Posted: 3 years ago
At 3/14/2013 5:03:04 PM, Skepsikyma wrote:
At 3/14/2013 1:37:34 AM, charleslb wrote:
At 3/13/2013 4:58:54 PM, Skepsikyma wrote:
"No one fucks any apples" is probably the best blurb I've ever read. It should be on the book jacket.

I do think it's weird how people think the Rand is anti-Proletariat. Pretty much EVERY VILLAIN in her books is filthy rich. She was anti-Oligarch, if anything.

Ah, but you're thinking with a normal and decent mentality; perhaps the late and not-so-great-as-a-philosopher-or-a-human-being author in question, as a great many of her critics of both the leftist and moderate persuasion and have alleged, had a somewhat twisted mentality that didn't view the capitalist villainy portrayed in her books as villainy at all. At any rate, she certainly wasn't "anti-oligarch" (she actually developed a ragingly herrenmoral philosophy that perceived the proletariat with pitiless contempt and cast capitalists in the role of an aristocratic class of virtual Nietzschen supermen possessed of an entitlement to lord their superiority over the lesser beings populating the working class), but with sympathizers like her our capitalist oligarchs most certainly don't need enemies like little ole me.

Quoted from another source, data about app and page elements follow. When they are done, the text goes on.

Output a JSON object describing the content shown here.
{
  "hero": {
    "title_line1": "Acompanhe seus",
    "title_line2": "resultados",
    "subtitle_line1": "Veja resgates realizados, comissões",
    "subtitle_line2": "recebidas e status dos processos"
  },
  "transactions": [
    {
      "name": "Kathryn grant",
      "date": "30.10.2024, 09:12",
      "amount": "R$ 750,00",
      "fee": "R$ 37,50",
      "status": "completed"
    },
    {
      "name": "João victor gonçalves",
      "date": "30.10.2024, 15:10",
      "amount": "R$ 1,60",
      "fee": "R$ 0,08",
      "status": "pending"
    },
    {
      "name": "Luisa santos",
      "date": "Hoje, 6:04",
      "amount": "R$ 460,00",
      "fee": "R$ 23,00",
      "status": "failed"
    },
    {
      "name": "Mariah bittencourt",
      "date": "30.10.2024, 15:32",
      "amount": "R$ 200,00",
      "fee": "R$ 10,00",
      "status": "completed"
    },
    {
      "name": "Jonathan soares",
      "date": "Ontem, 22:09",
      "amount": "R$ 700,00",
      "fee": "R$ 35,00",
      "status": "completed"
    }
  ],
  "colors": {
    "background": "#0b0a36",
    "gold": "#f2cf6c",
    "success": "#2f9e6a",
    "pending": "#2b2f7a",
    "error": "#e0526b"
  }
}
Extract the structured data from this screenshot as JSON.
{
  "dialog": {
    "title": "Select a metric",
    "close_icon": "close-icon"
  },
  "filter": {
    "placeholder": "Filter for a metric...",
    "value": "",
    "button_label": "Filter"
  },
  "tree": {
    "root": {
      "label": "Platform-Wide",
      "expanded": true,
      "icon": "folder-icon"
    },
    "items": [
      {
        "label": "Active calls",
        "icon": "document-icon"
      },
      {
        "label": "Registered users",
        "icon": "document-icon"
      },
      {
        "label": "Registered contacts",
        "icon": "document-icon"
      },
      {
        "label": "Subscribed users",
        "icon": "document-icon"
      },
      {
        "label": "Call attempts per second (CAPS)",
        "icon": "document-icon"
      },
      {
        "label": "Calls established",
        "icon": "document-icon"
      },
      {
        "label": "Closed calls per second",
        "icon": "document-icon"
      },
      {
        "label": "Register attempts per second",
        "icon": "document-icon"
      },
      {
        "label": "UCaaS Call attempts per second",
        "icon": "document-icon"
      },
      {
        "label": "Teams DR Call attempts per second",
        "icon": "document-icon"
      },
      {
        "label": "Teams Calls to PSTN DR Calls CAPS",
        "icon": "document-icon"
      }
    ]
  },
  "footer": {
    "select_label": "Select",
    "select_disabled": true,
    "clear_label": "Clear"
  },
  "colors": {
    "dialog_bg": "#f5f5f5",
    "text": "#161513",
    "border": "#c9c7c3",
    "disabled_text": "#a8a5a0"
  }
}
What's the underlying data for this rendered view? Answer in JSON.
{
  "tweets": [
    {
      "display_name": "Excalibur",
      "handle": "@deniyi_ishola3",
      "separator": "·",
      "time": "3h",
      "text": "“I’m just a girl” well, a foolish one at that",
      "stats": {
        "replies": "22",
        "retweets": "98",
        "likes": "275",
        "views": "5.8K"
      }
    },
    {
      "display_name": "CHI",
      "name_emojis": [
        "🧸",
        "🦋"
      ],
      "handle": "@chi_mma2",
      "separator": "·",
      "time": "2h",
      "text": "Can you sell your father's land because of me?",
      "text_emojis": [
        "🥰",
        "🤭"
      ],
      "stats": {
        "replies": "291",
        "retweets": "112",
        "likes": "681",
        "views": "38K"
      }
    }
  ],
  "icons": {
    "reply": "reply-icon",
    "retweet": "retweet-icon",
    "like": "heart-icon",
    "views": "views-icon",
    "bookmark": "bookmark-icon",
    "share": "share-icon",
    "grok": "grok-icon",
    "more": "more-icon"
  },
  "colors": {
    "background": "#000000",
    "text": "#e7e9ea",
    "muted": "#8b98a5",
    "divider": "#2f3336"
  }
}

I don't think you've read anything by Rand. I meant that the villains, the men who Rand considered villains and wanted to portray as villains, were filthy rich. Orren Boyle, James Taggart, Elsworth Toohey, Wesley Mouch, Peter Keating, Robert Stadler and Lillian Rearden were all unbelievably wealthy. The idea that her heroes lord over others, or that she has a disdain for poor people is silly, considering in the first paragraph of her magnum opus one of the protagonists gives a beggar money to buy a cup of coffee, and Dagny Taggart stops her employees from throwing a stowaway off of her train. Howard Roark in the Fountainhead spends most of the story dirt poor, letting other people reap the monetary benefits of his work, but is considered a hero because he dedicates himself to creativity and never compromises his integrity. In that book the character Gail Wynand, who does fit your description, is a tragic character who seeks to wield power over the public through a media empire but is destroyed in the end because it is not power or money which is the mark of a great man, it is creative genius. Money is just a tool in the pursuit of it and a symbol of it.

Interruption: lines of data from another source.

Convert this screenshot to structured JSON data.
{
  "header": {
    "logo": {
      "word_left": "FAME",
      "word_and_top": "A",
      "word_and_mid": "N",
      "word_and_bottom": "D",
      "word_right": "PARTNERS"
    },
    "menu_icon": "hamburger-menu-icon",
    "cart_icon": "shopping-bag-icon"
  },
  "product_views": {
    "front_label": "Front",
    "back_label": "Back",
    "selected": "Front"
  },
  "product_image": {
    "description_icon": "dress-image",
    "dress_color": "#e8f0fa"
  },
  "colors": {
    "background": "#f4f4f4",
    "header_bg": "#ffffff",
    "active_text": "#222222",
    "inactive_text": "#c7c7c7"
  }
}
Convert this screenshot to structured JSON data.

"Stand here, he thought, and count the lighted windows of a city. You cannot do it. But behind each yellow rectangle that climbs, one over another, to the sky - under each bulb - down to there, see that spark over the river which is not a star? - there are people whom you will never see and who are your masters. At the supper tables, in the drawing rooms, in their beds and in their cellars, in their studies and in their bathrooms. Speeding in the subways under your feet. Crawling up in elevators through vertical cracks around you. Jolting past you in every bus. Your masters, Gail Wynand. There is a net - longer than the cables that coil through the walls of this city, larger than the mesh of pipes that carry water, gas and refuse - there is another hidden net around you; it is strapped to you, and the wires lead to every hand in the city. They jerked the wires and you moved. You were a ruler of men. You held a leash. A leash is only a rope with a noose at both ends."
- The Fountainhead -

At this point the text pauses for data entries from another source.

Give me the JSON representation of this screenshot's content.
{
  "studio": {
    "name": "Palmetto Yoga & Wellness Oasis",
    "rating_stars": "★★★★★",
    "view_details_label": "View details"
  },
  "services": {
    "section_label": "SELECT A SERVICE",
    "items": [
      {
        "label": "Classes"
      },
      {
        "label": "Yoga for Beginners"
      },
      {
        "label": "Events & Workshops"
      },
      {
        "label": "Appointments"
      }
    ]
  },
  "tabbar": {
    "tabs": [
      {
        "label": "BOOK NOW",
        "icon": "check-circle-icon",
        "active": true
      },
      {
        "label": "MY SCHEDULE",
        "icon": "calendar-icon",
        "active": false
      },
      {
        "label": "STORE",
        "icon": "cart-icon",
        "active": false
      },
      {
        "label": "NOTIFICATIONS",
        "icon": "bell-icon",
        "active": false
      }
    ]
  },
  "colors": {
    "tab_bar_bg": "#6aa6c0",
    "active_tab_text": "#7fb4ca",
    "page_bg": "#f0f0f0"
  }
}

Actually, I've read Rand, and like a great many others - the vast majority of people who are at all familiar with her philosophy, including, I'm sure, a good many "objectivists" - I would still beg to disagree with your assessment. Well, if there are any "objectivists" interested in doing so I'll allow them to take on the task of correcting your view.
Yo, all of my subliterate conservative criticasters who find perusing and processing the sesquipedalian verbiage of my posts to be such a bothersome brain-taxing chore, I have a new nickname for you. Henceforth you shall be known as Pooh Bears. No, not for the obvious apt reasons, i.e., not because you're full of pooh, and not because of your ursine irritability. Rather, you put me in mind of an A.A. Milne quote, "I am a Bear of Very Little Brain, and long words bother me". Love ya, Pooh Bears.